We began our day a bit late. Wanted to rest up after our 15-year celebration of working in Vietnam. Our destination was of course a bit further then expected but reaching the home of a sweet 62 year young lady, who suffered a stroke 3 years ago.
Le Thi Huu has been for most part grounded... She was stoic talking with our youth, explaining how she continues to do therapy in hopes of one day regaining full mobility but so far no improvement. Huu is able to take a few slow agonizing steps with use of a walking cane. I admired her for fortitude.
She shared she is able to borrow a neighbors white wheelchair 1 or 2 times a week and get to go up the street. But other then that her world consists of primarily her home and on occasion the front yard to "practice" her steps...
I was saddened to learn that the govt. had offered her a wheelchair a couple years ago... but unfortunately she was unable to get to the distribution which I hate to admit is our requirement. This is so they are properly fitted and the chair is adjusted correctly.
|Watching as her chair is put together
I knew in my heart of hearts, this is not the first case like this. I thought back to how I felt hearing this had happened to others but it was always "those other organizations!" Not us, right? But this time clearly it was we. How many had GIBTK built hope up for and then did not get them the gift of mobility. Brings a wave of emotion. Anger... At who? Yup me! I called Tam over and said we can't let this happen. We must do what it takes. Once a needy recipient is identified and told they will receive their chair, we must be sure to get them their chair!
Plan is to require all our partners to get us lists of those who don't get chairs and get staff out there, even though it means getting extra staff and transport costs. At what cost is mobility worth?
I wish I could say I left it at that. But I knew I had to ask the question that I feared would break the stoic emotional wall. I reached out and held Huu's hand and said I have no idea how you feel but it must be very sad to not have mobility.
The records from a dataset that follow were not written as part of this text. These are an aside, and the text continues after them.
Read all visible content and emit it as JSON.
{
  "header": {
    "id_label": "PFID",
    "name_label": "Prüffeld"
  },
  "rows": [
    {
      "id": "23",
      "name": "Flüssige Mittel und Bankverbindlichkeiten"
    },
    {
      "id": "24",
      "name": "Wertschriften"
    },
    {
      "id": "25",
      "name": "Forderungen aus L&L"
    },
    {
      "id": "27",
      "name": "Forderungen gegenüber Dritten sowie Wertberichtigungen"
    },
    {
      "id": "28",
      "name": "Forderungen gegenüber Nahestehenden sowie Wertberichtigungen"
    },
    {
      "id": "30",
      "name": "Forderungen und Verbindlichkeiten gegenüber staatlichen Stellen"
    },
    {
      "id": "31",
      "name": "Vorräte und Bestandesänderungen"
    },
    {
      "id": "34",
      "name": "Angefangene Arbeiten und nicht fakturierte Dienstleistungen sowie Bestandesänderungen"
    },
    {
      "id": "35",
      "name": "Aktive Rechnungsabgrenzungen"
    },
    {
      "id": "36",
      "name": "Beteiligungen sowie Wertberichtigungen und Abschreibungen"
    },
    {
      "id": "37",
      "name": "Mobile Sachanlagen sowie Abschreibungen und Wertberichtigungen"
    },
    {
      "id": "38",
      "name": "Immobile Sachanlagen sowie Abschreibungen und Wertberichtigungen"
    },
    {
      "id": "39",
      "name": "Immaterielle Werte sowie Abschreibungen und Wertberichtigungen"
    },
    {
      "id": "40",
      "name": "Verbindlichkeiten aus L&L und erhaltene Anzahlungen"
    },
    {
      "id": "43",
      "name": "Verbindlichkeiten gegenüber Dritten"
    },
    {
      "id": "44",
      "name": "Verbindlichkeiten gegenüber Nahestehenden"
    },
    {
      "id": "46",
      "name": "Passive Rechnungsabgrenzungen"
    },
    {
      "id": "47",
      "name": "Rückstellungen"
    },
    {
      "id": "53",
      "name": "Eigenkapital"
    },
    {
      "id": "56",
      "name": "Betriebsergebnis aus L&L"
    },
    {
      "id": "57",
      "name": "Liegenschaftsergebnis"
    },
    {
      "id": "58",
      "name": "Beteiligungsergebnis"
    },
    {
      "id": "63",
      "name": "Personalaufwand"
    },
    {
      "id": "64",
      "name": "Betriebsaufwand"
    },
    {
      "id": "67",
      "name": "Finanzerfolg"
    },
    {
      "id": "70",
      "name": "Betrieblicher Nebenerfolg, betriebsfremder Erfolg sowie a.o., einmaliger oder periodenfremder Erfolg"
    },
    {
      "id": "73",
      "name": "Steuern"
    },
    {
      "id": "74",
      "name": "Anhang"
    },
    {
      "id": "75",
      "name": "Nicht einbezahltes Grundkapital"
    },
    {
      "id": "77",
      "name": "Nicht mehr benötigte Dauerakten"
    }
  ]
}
That's all it took, she said through the tears; "I was always so active, I was always moving, I took care of my family and my husband. Now when I see something that needs to be done I'm unable to do it. I must count on my poor husband to do everything including bathe me and take me to toilet. I'm not even able to visit my neighbors. "
I guess I sorta related, being a person who does not do well sitting... Fear grips me to just think about it. I looked over at her husband and said must be difficult. He nodded yes. I said you're a good husband.
His answer floored me. "be husband one day means to be husband for life..." Wow!!! What a contradiction from what I experienced just 2 days ago at our heart interviews.
Our meeting for families seeking funds for hearts was particularly tough. Maybe toughest I remember. One girl holding her baby close, who was brought by her great grandmother, shared her story.
Her mother had died when she was 13, her father left (abandoned) her to go live with another woman. Her great grandmother took her in. Finally she married, became pregnant. Hours after birth of her child they were told the baby had a bad heart. Her husband (AKA WIMP!!!) left her the same day..... I dare not put into print what my thoughts were / are... but those who know me....
|Post surgery, no need to crack chest! Yea God! all are doing better!
What a difference from "one day married, married for life" to this last situation. At this writing the baby had heart surgery and is doing well in her mothers arms. Our hope is to make an exception and bring her into The Father's House, our unwed mothers program. Give her help and training with her new born and hopefully she will stay for the duration and get an education, and be able to raise her child with financial dignity and pride!!!